Facial reconstruction

Search LJMU Research Online

Browse Repository | Browse E-Theses

I can’t believe I missed that! How the Fear of Missing Out impacts on Alcohol Behaviours

Crawford, J, Jones, A, Rose, A and Cooke, R (2024) I can’t believe I missed that! How the Fear of Missing Out impacts on Alcohol Behaviours. Drug and Alcohol Dependence, 258. ISSN 0376-8716

I can’t believe I missed that! How the fear of missing out impacts on alcohol behaviours.pdf - Published Version
Available under License Creative Commons Attribution.

Download (710kB) | Preview


Background: The Fear of Missing Out (FoMO), which is often experienced over missing opportunities for social gains associated with drinking, has been linked to heavy episodic drinking and experiencing negative consequences. The UK Coronavirus (COVID-19)-related lockdown provided a unique context to study FoMO’s ability to predict of alcohol consumption. The aim of the current study was to test if FoMO predicted alcohol consumption during a time of social restrictions. Methods: One hundred and five UK adults (aged 18–30, 61% female) participated in a study using an ecological momentary assessment design. Surveys were completed on smartphones and assessed FoMO and drinking intentions, three time a day (morning, afternoon, evening) over three consecutive weekends (Friday, Saturday, Sunday). Alcohol consumption was recorded once per day, based on previous day consumption. Results: Repeated mixed model analyses found FoMO significantly predicted quantity of alcohol consumption (b =.05, p =.01) and drinking intentions (b =.47, p <.001), but did not predict frequency of consumption. Being male (b = 2.93, p =.02) and higher intentions (b = 0.5, p <.001) predicted higher quantity of consumption. Drinking intentions was the only variable to predict frequency of consumption (b =.004, p <.001). Conclusions: The study showed FoMO can predict quantity of alcohol consumption and drinking intentions, which are linked to increased negative consequences. Future studies should assess FoMO against other predictive factors. Results provide an insight into how a social predictor influenced alcohol consumption during a time of restrictions.
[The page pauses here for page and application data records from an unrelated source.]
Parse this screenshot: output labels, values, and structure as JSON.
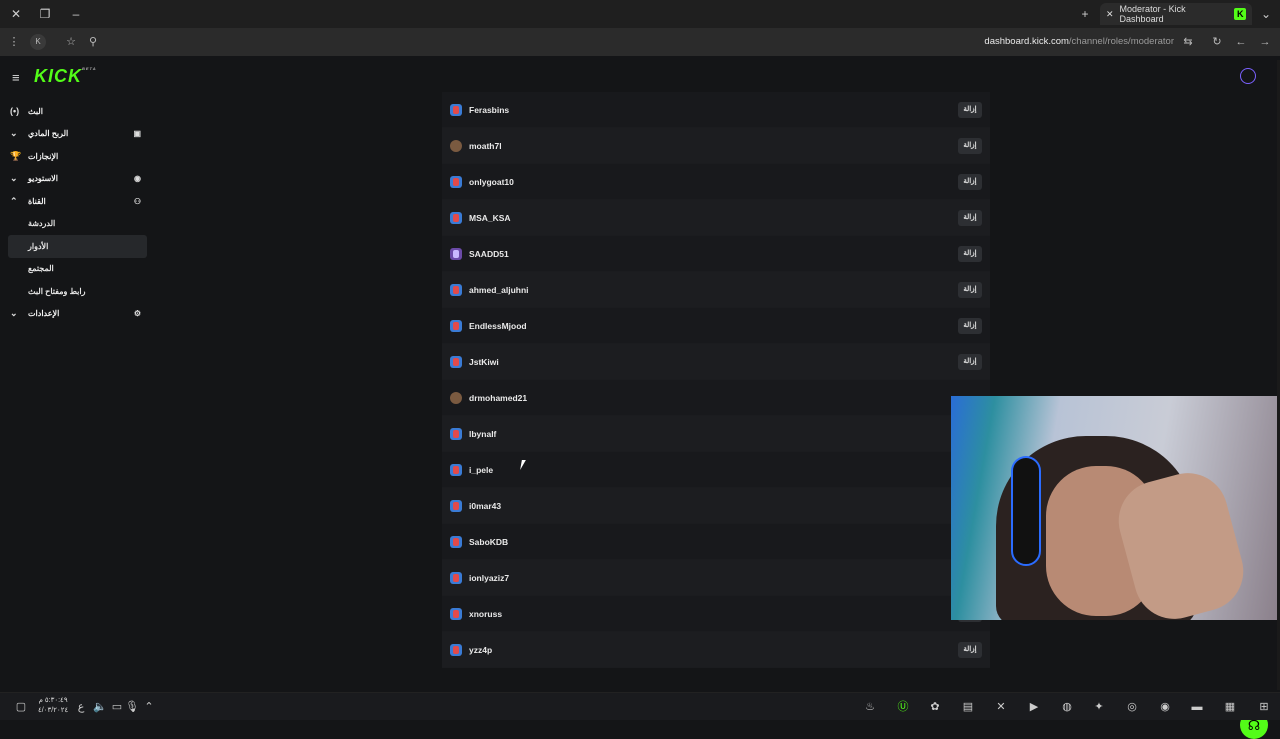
{
  "browser": {
    "tab_title": "Moderator - Kick Dashboard",
    "url_host": "dashboard.kick.com",
    "url_path": "/channel/roles/moderator"
  },
  "app": {
    "logo": "KICK",
    "logo_badge": "BETA"
  },
  "sidebar": {
    "items": [
      {
        "label": "البث",
        "icon": "broadcast-icon"
      },
      {
        "label": "الربح المادي",
        "icon": "chart-icon"
      },
      {
        "label": "الإنجازات",
        "icon": "trophy-icon"
      },
      {
        "label": "الاستوديو",
        "icon": "camera-icon"
      },
      {
        "label": "القناة",
        "icon": "users-icon"
      },
      {
        "label": "الإعدادات",
        "icon": "gear-icon"
      }
    ],
    "channel_sub": [
      "الدردشة",
      "الأدوار",
      "المجتمع",
      "رابط ومفتاح البث"
    ]
  },
  "moderators": {
    "remove_label": "إزالة",
    "rows": [
      "Ferasbins",
      "moath7l",
      "onlygoat10",
      "MSA_KSA",
      "SAADD51",
      "ahmed_aljuhni",
      "EndlessMjood",
      "JstKiwi",
      "drmohamed21",
      "lbynalf",
      "i_pele",
      "i0mar43",
      "SaboKDB",
      "ionlyaziz7",
      "xnoruss",
      "yzz4p"
    ]
  },
  "taskbar": {
    "time": "٥:٣٠:٤٩ م",
    "date": "٤/٠٣/٢٠٢٤",
    "lang": "ع"
  }
}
Item Type: Article
Uncontrolled Keywords: 11 Medical and Health Sciences; 17 Psychology and Cognitive Sciences; Substance Abuse
Subjects: B Philosophy. Psychology. Religion > BF Psychology
R Medicine > RA Public aspects of medicine > RA0421 Public health. Hygiene. Preventive Medicine
Divisions: Psychology (from Sep 2019)
Publisher: Elsevier BV
SWORD Depositor: A Symplectic
Date Deposited: 25 Mar 2024 12:12
Last Modified: 09 Apr 2024 12:15
DOI or ID number: 10.1016/j.drugalcdep.2024.111273
URI: https://researchonline.ljmu.ac.uk/id/eprint/22907
View Item View Item